Last week I introduced the topic of the bar story and I saw from the comments that I struck a popular chord.
As I mentioned, the bar story is an example of a framing device, a literary tool which enables a writer to link a series of stories, in this case by having them told by people who have gathered together in a bar. The question of whether the “club story” qualified as a “bar story” came up, and on thinking it over, I realized that it did. For purposes of tale-telling – to say nothing of drinking – one’s club is essentially the same as one’s local.
This week, I’d like to talk in a little more depth about the anthologies edited by George H. Scithers and Darrell Schweitzer, Tales From The Spaceport Bar (1987) and Another Round at the Spaceport Bar (1989).
As they tell us in the preface to Tales, the editors were inspired to collect these stories by what they call “that magnificent old cliché with chairs” the spaceport bar – as depicted in the scene from Star Wars (Episode IV, for those of you who weren’t around at the time). The preface also gives us a more detailed history of the sub-genre of “bar story” than I gave you last week.
I think we can all agree, however, that the important contents here are the 22 stories, not the preface. Many, if not most, of the stories are examples of framework “bar stories”, like Larry Niven’s “The Green Marauder” from his Draco’s Tavern series, “Elephas Frumenti” from the Gavagan’s Bar series of L. Sprague de Camp and Fletcher Pratt, “Strategy at the Billiards Club” from Lord Dunsany’s Joseph Jorkin series, or Spider Robinson’s “The Centipede’s Dilemna” from Callahan’s Bar.
It’s only to be expected that some of these stories are a bit dated – the original publication dates range from Dunsany’s story and Henry Kuttner’s “Don’t Look Now”, both in 1948, to Darrell Schweitzer’s “Social Lapses” and John Gregory Betencourt’s “On the Rocks at Slab’s”, both in 1985.
Strangely, it’s some of the earlier stories that seem the least dated, perhaps because they feel “historical,” which puts them into another category. One of the interesting elements for me was less scientific or technical dating than sociological. The virtual disappearance of the “men’s club,” for example, or how patrons act in bars, the reasons they go to bars – even the presence and portrayal of the few women who appear as characters – these are the kind of changes most of us haven’t been around long enough to notice personally and it’s nice to get your history lessons in such entertaining form.
Some of the other stories are “stories set in bars,” which, as we discussed last week, aren’t quite the same thing as “bar stories.” My favourite among these is Roger Zelazny’s “Unicorn Variations” – which should come as no surprise to anyone who’s been reading my posts.

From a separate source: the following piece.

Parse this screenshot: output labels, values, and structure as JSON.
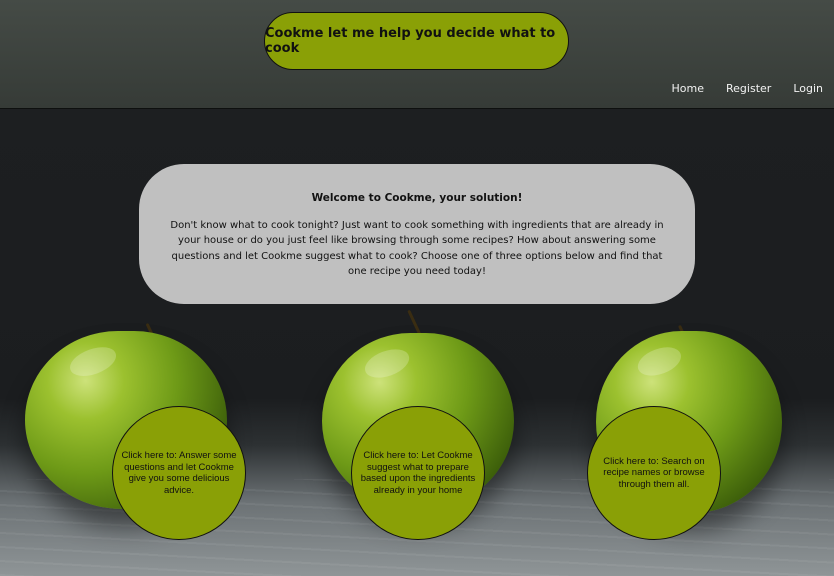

Another Round at the Spaceport Bar continues where Tales left off. Once again, stories are included from the editors themselves (Schweitzer’s “Pennies from Hell” a real creeper; Scither’s “Not Polluted Enough”), as well as from Asimov, Niven, and Dunsany. This time, there are some new/old voices. Fritz Leiber’s “The Oldest Soldier” is a particularly memorable piece of urban fantasy and John M. Ford’s “The Persecutor’s Tale” is a shivering marvel.
Also included is Heinlein’s classic “All You Zombies,” which you may recall I talked about in my time travel post. It also happens to be a story set in a bar.
WT Quick contributes the only non-reprint to the anthology, with his very clever “Finnegan’s,” which makes it the most recent story, copyrighted 1988. The oldest story is Dunsany’s “The Three Sailors Gambit” from 1916. It’s not a Joseph Jorkin story, by the way, but just as enjoyable.
I’d like to point out that “most recent” is a little more than 25 years ago. Has there been anything “more recent?” If not, don’t you think there should be?
Violette Malan is the author of the Dhulyn and Parno series of sword and sorcery adventures, as well as the Mirror Lands series of primary world fantasies. As VM Escalada, she writes the soon-to-be released Halls of Law series. Visit her website, www.violettemalan.com.